--- What you have to do ---
All entries below are to be written out again exactly, but no picture is to be copied.

Dataset rows for apps and sites
◆ ◆ ◆ ◆ ◆ ◆ ◆

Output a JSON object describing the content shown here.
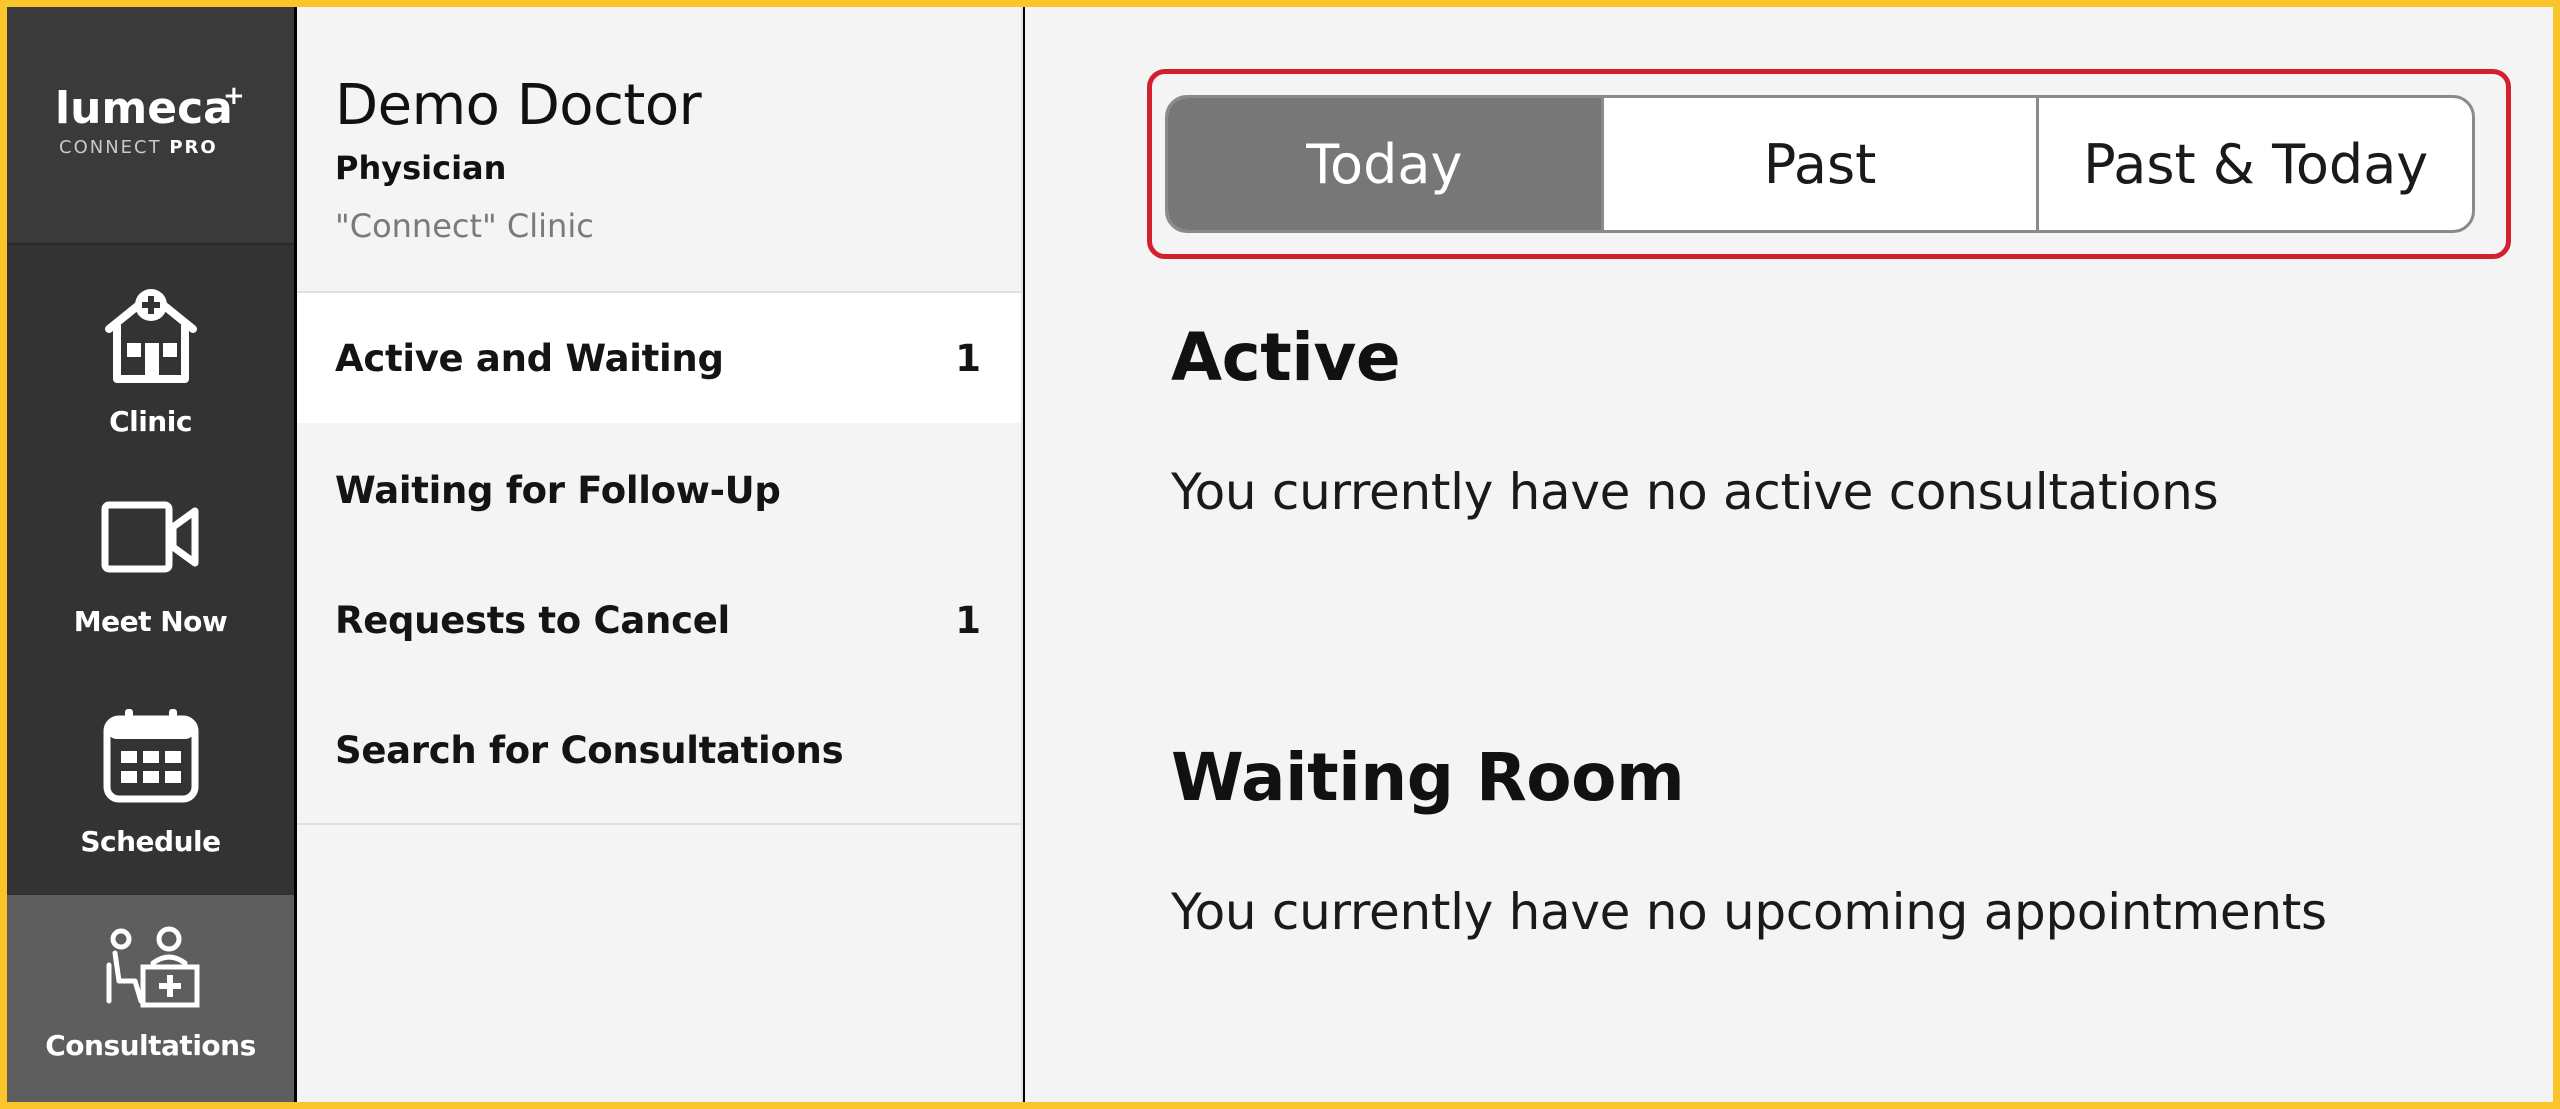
{
  "brand": {
    "name": "lumeca",
    "plus": "+",
    "subtitle_light": "CONNECT ",
    "subtitle_bold": "PRO"
  },
  "nav": {
    "items": [
      {
        "label": "Clinic",
        "icon": "clinic-icon",
        "active": false
      },
      {
        "label": "Meet Now",
        "icon": "video-camera-icon",
        "active": false
      },
      {
        "label": "Schedule",
        "icon": "calendar-icon",
        "active": false
      },
      {
        "label": "Consultations",
        "icon": "consultations-icon",
        "active": true
      }
    ]
  },
  "user": {
    "name": "Demo Doctor",
    "role": "Physician",
    "clinic": "\"Connect\" Clinic"
  },
  "menu": {
    "items": [
      {
        "label": "Active and Waiting",
        "count": "1",
        "selected": true
      },
      {
        "label": "Waiting for Follow-Up",
        "count": "",
        "selected": false
      },
      {
        "label": "Requests to Cancel",
        "count": "1",
        "selected": false
      },
      {
        "label": "Search for Consultations",
        "count": "",
        "selected": false
      }
    ]
  },
  "tabs": {
    "items": [
      {
        "label": "Today",
        "active": true
      },
      {
        "label": "Past",
        "active": false
      },
      {
        "label": "Past & Today",
        "active": false
      }
    ]
  },
  "sections": {
    "active": {
      "title": "Active",
      "message": "You currently have no active consultations"
    },
    "waiting_room": {
      "title": "Waiting Room",
      "message": "You currently have no upcoming appointments"
    }
  },
  "colors": {
    "frame_border": "#f9c52a",
    "nav_bg": "#333333",
    "nav_active_bg": "#5e5e5e",
    "tab_active_bg": "#777777",
    "highlight": "#d3202e"
  }
}
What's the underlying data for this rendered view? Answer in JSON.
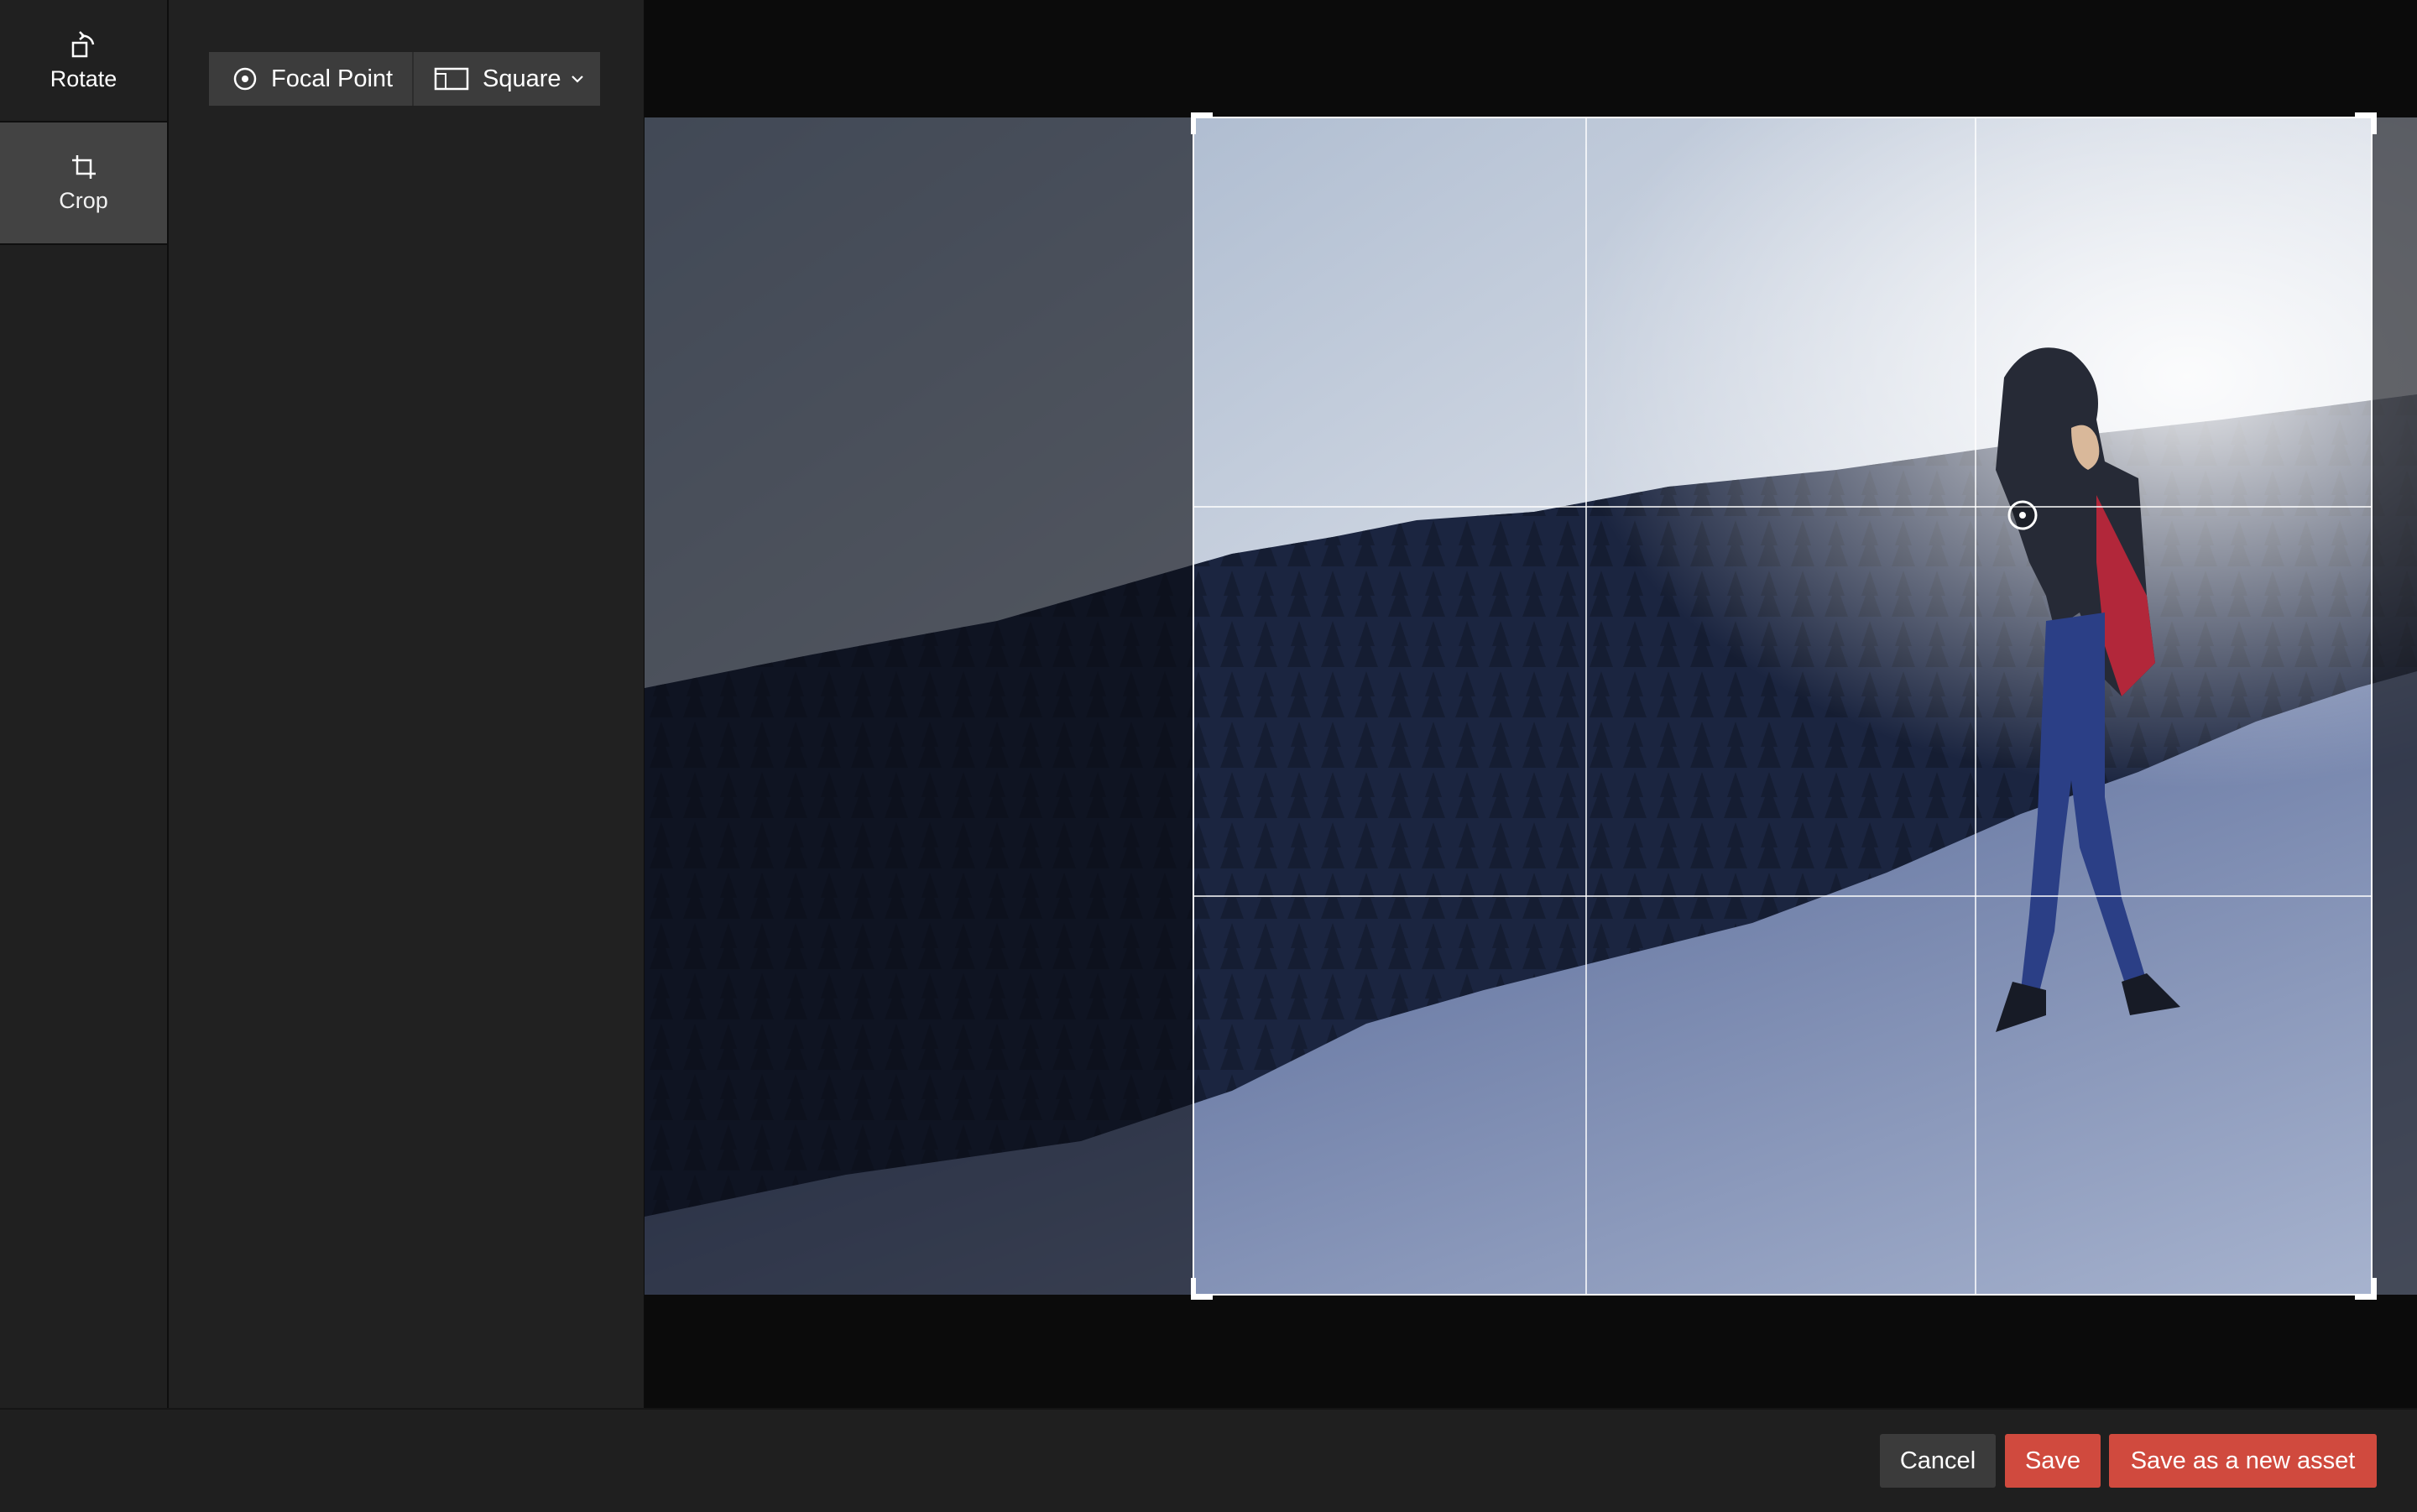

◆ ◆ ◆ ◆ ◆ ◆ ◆

--- Output of the exercise ---
Output a JSON object describing the content shown here.
{
  "brand": {
    "name": "lumeca",
    "plus": "+",
    "subtitle_light": "CONNECT ",
    "subtitle_bold": "PRO"
  },
  "nav": {
    "items": [
      {
        "label": "Clinic",
        "icon": "clinic-icon",
        "active": false
      },
      {
        "label": "Meet Now",
        "icon": "video-camera-icon",
        "active": false
      },
      {
        "label": "Schedule",
        "icon": "calendar-icon",
        "active": false
      },
      {
        "label": "Consultations",
        "icon": "consultations-icon",
        "active": true
      }
    ]
  },
  "user": {
    "name": "Demo Doctor",
    "role": "Physician",
    "clinic": "\"Connect\" Clinic"
  },
  "menu": {
    "items": [
      {
        "label": "Active and Waiting",
        "count": "1",
        "selected": true
      },
      {
        "label": "Waiting for Follow-Up",
        "count": "",
        "selected": false
      },
      {
        "label": "Requests to Cancel",
        "count": "1",
        "selected": false
      },
      {
        "label": "Search for Consultations",
        "count": "",
        "selected": false
      }
    ]
  },
  "tabs": {
    "items": [
      {
        "label": "Today",
        "active": true
      },
      {
        "label": "Past",
        "active": false
      },
      {
        "label": "Past & Today",
        "active": false
      }
    ]
  },
  "sections": {
    "active": {
      "title": "Active",
      "message": "You currently have no active consultations"
    },
    "waiting_room": {
      "title": "Waiting Room",
      "message": "You currently have no upcoming appointments"
    }
  },
  "colors": {
    "frame_border": "#f9c52a",
    "nav_bg": "#333333",
    "nav_active_bg": "#5e5e5e",
    "tab_active_bg": "#777777",
    "highlight": "#d3202e"
  }
}
What's the underlying data for this rendered view? Answer in JSON.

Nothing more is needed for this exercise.